Rory Stewart has compared his on-the-ground campaigning style to Jeremy Corbyn’s 2015 leadership victory, calling the Labour leader’s approach to winning support “invigorating”.
The Tory leadership contender – who is now second favourite to replace Theresa May in Number 10 – said there was “something in” claims he is the Conservative Party’s answer to Corbyn.
“I obviously do not really admire Jeremy Corbyn’s great views on Central American politics and I’m not a great student of Jeremy Corbyn’s economics,” Stewart told BBC Radio 4’s Today programme on Tuesday.
“But I think one of the things he has done is he has completely transformed the membership of the Labour Party – he quadrupled the number of members.”
However, Corbyn didn’t takeover Labour in a “geeky” way, the international development secretary continued.
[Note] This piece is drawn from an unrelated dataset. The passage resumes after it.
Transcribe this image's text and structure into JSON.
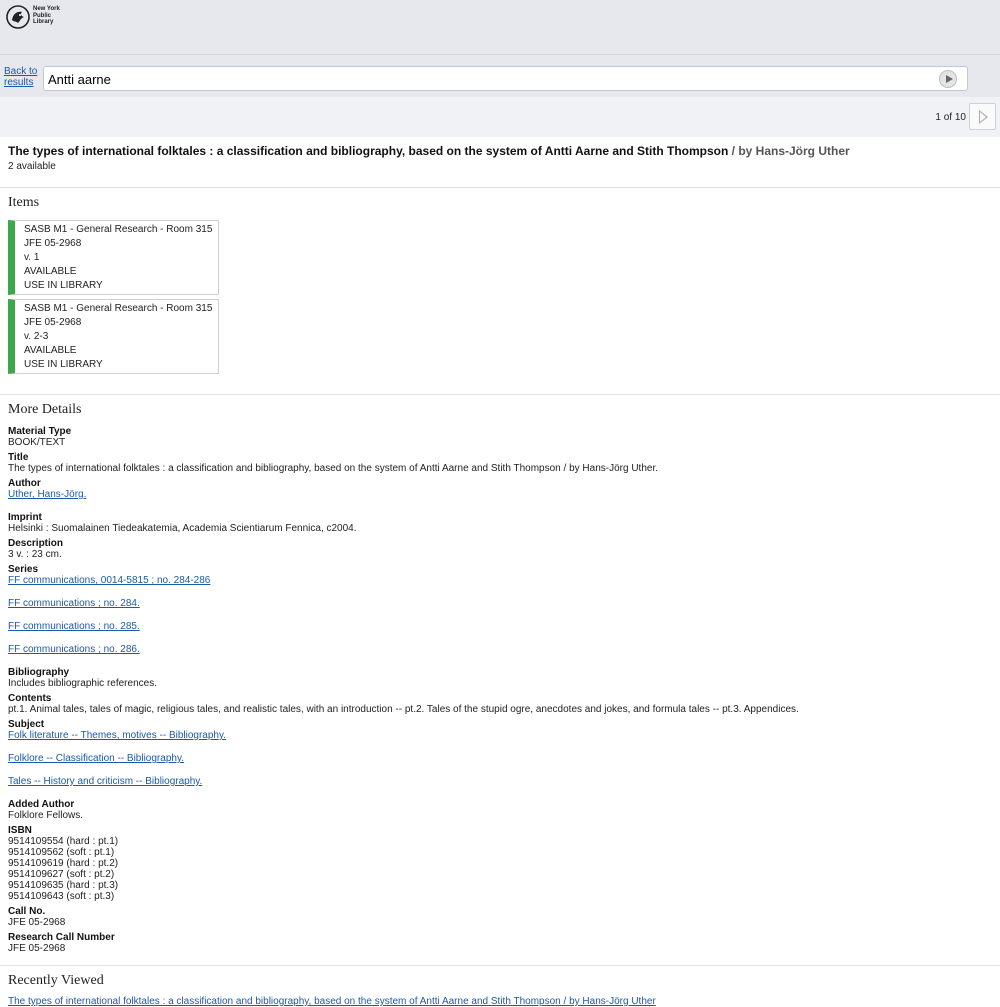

“He simply did it because he enjoyed talking to people and he believes in what he says and one of the things that I found so invigorating about it is that it feels like much more old-fashioned politics.”
Like Corbyn’s leadership rallies, Stewart has also seen hundreds of people gather to hear him talk at Speakers’ Corner, he said, adding that “it’s beginning to feel like we’re getting back to real, old-fashioned politics”.
Asked whether he could convince the Tory membership to vote for him, Stewart said he was a “deep Conservative”.
“I’m not ashamed of the fact that a lot of Lib Dem and Labour voters say that they would like to vote for us,” he added. “That’s how you win elections and you can only change the country if you win an election.”
However, Stewart is a long way from a general election – he must first get through the second round of voting by Tory MPs this afternoon.
In order to remain in the leadership race, the former prisons minister must not only avoid ranking last, but must have the support of 33 MPs. During the last ballot, Stewart scraped through by two votes.
If he makes it through today’s vote, he will face-off against his fellow remaining leadership contenders – including Boris Johnson – in a BBC debate.